# AIM OF THE EXERCISE:
Please find every line in the entries below that contains the string "disponibilidade", and copy it.
═════ INPUT MATERIAL ═════
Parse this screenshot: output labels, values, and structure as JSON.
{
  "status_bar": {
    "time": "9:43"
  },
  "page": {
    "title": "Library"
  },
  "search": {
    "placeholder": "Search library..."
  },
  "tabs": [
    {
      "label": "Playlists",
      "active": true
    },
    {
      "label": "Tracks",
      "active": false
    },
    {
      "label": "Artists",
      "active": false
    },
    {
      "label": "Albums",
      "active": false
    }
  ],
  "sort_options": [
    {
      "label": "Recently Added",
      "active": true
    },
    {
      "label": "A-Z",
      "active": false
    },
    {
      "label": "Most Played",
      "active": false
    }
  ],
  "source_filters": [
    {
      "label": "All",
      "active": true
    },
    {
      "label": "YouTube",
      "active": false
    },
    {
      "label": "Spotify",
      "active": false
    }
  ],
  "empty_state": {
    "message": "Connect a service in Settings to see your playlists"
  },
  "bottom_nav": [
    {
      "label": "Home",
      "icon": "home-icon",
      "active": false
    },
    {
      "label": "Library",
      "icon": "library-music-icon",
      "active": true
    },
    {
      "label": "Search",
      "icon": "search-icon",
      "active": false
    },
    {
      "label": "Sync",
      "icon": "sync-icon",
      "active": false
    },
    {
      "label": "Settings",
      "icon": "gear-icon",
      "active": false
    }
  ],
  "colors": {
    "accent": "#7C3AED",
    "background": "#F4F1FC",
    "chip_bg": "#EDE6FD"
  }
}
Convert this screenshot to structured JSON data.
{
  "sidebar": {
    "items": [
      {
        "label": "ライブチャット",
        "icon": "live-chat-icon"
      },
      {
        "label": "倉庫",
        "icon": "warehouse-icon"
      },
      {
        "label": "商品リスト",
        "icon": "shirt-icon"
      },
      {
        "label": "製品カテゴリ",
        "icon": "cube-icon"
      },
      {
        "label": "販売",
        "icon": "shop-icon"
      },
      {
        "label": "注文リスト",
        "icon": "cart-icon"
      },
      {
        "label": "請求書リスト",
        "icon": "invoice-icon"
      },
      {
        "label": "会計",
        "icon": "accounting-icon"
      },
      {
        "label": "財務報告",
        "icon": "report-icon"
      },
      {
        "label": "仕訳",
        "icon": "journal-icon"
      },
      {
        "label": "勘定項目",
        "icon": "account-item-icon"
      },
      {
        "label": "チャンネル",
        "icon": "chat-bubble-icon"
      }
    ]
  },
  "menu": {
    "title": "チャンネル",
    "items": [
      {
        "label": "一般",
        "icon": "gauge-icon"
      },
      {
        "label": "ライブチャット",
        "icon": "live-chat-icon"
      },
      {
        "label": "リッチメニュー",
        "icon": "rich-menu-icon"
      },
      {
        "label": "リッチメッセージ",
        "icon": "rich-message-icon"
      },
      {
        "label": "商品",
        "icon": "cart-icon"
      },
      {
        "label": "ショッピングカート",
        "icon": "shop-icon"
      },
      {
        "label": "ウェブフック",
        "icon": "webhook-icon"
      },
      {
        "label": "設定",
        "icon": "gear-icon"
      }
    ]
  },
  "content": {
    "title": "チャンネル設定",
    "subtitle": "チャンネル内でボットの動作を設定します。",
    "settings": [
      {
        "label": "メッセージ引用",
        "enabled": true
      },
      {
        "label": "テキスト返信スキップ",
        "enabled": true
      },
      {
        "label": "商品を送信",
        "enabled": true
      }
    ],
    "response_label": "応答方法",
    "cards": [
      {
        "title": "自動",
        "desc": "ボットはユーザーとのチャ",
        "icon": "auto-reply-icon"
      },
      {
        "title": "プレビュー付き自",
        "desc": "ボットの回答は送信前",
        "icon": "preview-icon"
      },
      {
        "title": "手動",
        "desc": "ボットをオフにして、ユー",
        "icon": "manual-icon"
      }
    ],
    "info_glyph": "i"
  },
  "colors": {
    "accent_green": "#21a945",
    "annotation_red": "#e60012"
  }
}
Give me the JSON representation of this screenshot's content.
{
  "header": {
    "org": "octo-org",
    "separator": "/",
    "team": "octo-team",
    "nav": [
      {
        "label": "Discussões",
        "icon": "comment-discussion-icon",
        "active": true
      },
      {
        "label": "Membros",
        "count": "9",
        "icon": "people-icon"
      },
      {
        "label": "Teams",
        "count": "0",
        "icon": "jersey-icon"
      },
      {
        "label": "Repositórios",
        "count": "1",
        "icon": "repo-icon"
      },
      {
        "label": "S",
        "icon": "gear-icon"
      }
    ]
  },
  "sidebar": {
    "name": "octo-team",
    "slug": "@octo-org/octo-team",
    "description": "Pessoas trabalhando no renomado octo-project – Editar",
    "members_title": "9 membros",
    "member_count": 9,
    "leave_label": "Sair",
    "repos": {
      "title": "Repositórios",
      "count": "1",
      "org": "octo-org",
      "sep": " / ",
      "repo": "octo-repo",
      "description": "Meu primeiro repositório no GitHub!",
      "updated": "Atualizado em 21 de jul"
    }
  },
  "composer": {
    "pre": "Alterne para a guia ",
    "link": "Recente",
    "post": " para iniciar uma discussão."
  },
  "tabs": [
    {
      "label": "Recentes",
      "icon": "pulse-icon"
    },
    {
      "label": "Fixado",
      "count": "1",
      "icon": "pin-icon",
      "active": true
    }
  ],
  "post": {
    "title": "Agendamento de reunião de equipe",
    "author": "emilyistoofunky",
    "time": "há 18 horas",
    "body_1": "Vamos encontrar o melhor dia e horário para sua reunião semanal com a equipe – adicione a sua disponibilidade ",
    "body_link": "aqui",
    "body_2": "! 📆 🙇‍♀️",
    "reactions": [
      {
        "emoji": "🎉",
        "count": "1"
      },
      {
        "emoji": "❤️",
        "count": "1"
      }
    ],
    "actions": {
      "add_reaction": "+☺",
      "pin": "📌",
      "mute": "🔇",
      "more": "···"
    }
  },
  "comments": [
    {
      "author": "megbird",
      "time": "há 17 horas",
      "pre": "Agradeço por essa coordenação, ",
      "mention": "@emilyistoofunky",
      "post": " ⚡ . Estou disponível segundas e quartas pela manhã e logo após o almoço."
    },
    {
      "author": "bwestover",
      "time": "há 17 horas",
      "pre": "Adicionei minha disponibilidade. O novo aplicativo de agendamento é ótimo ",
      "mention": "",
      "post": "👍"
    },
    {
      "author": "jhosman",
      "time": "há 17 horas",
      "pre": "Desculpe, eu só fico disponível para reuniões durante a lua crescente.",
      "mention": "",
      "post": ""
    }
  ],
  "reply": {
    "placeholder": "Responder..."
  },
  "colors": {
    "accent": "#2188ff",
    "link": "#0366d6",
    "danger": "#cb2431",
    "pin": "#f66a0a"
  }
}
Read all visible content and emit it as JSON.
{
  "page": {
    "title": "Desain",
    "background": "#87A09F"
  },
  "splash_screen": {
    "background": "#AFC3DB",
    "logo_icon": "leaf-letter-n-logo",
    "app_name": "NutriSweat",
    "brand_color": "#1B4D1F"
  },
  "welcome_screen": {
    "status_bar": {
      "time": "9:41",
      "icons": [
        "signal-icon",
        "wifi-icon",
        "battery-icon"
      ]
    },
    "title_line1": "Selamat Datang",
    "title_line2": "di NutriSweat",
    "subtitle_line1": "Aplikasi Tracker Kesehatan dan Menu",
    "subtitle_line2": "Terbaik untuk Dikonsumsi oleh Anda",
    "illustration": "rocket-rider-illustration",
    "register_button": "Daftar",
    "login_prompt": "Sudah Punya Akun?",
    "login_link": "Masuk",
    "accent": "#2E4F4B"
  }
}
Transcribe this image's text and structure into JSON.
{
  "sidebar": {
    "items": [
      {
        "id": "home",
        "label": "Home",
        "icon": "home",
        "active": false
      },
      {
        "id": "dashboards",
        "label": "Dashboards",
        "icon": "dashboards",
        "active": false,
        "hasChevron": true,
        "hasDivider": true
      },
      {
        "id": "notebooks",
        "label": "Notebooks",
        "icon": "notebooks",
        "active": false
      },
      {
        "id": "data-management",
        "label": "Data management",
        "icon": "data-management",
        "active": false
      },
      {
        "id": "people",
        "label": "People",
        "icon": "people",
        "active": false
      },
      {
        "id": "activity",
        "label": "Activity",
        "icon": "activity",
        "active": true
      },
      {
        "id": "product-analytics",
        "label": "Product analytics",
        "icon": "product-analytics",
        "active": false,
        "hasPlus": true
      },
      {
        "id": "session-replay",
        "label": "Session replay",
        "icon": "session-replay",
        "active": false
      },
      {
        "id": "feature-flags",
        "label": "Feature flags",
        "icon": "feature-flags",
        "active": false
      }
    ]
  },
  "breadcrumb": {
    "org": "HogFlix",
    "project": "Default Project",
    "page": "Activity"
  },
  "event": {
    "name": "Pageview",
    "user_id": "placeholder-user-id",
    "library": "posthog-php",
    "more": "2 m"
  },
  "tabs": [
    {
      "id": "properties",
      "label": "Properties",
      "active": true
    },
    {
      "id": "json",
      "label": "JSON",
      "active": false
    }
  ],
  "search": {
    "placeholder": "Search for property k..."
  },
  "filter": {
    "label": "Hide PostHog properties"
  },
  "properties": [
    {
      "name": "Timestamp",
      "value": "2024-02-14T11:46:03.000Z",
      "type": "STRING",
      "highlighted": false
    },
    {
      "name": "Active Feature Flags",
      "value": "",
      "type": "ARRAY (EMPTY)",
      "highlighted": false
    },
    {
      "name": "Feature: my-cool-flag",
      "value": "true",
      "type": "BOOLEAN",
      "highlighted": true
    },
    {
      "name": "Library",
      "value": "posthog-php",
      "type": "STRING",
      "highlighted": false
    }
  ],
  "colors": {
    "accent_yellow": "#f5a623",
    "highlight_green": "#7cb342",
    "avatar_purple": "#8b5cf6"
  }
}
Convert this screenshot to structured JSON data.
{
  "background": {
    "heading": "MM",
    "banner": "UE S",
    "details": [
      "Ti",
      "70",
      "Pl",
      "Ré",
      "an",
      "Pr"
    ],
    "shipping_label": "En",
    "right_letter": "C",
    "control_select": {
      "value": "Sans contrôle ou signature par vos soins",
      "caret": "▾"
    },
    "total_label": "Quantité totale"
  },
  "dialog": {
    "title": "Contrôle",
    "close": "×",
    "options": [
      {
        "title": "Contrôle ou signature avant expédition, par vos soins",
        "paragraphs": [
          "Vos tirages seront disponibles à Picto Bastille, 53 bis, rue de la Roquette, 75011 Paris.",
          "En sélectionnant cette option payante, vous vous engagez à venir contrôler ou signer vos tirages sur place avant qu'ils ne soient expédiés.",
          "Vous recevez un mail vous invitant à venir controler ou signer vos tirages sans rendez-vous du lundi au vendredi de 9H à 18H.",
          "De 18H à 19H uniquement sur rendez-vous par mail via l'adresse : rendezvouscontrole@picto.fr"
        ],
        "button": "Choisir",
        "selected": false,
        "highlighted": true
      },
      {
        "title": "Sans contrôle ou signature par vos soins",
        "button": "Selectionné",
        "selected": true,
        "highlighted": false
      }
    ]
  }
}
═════
# EXERCISE RESPONSE:
    "body_1": "Vamos encontrar o melhor dia e horário para sua reunião semanal com a equipe – adicione a sua disponibilidade ",
      "pre": "Adicionei minha disponibilidade. O novo aplicativo de agendamento é ótimo ",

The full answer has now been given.